    A compilation of over 2000 glacial striation azimuths across northern and central Vermont, northeastern USA, provides the basis for interpreting a sequence of ice flow directions across this area. The oldest striations indicate widespread ice flow to the southeast, obliquely across the mountains. Similarly oriented striations between northern Vermont and the ice sheet's terminus in the Gulf of Maine suggest that a broad area of southeast ice flow existed at the Last Glacial Maximum. Younger striations with more southerly azimuths on both the mountain ridgelines and within adjacent valleys indicate that ice sheet flow trajectories in most areas rotated from southeast to south, parallel to the North-South alignment of the mountains, as the ice sheet thinned. This transition in ice flow direction was time transgressive from south to north with the Green Mountains eventually separating a thick south-flowing lobe of ice in the Champlain Valley from a much thinner lobe of south-flowing ice east of the mountains. While this transition was taking place yet ice was still thick enough to flow across the mountains, ice flow along a narrow ˜65 km long section of the Green Mountains shifted to the southwest such that ice was flowing into the Champlain Valley. The most likely process driving this change was a limited period of fast ice flow in the Champlain Valley, a short-lived ice streaming event, that drew down the ice surface in the valley. The advancing ice front during this period of fast ice flow may be responsible for the Luzerne Readvance south of Glens Falls, New York. Valley-parallel striations across the area indicate strong topographic control on ice flow as the ice sheet thinned.

  18. Movements of northern flying squirrels in different-aged forest stands of western Oregon

    USGS Publications Warehouse

    Martin, K.J.; Anthony, R.G.

    1999-01-01

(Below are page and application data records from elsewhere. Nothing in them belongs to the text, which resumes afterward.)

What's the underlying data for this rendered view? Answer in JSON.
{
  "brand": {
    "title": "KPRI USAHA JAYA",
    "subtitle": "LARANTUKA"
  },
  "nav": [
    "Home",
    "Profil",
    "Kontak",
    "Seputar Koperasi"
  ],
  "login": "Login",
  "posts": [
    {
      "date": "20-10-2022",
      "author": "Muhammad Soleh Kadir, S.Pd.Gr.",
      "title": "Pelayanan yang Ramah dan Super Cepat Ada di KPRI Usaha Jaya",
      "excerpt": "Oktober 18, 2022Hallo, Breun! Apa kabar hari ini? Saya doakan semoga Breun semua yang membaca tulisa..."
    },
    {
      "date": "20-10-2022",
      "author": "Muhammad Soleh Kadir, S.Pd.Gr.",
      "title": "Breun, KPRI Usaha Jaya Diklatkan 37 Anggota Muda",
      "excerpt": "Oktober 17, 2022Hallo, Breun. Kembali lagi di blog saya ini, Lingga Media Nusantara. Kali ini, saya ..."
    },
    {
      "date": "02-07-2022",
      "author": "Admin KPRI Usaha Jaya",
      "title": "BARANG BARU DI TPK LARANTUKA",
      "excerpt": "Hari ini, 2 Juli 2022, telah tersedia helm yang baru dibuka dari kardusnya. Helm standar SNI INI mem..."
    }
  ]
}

    In western Oregon, northern flying squirrels (Glaucomys sabrinus) are the primary prey species for northern spotted owls (Strix occidentalis caurina), an old-growth associated species. To assess differences between old-growth and second-growth habitat, we livetrapped and radiotagged 39 northern flying squirrels to estimate their home range sizes and describe movements in 2 old-growth and 2 second-growth conifer forest stands in the Cascade Mountains of central Oregon. Sampling periods were summer and fall of 1991-92. Home range sizes averaged 4.9 ha and did not differ (P > 0.30) between the 2 stand types. Male northern flying squirrels had larger (P ??? 0.03) mean home ranges (5.9 ?? 0.8 ha; ?? ?? SE; n = 20) than females (3.9 ?? 0.4 ha; n = 19). Northern flying squirrel movement distances between successive, noncorrelated telemetry locations averaged 71 m (n = 1,090). No correlation was found between distances moved and stand type or sex. Northern flying squirrel's home range sizes, movements, and densities were similar between the 2 stand types. We suggest abundance and movements of northern flying squirrels are not influencing the preferential selection of oldgrowth forests by northern spotted owls.

  19. A tunnel runs through it: an inside view of the Tualatin Mountains, Oregon

    USGS Publications Warehouse

    Walsh, Ken; Peterson, Gary L.; Beeson, Marvin H.; Wells, Ray E.; Fleck, Robert J.; Evarts, Russell C.; Duvall, Alison; Blakely, Richard J.; Burns, Scott

    2011-01-01

    The Tualatin Mountains form a northwest-striking ridge about 350 m high that separates Portland, Oregon, from the cities of the Tualatin Valley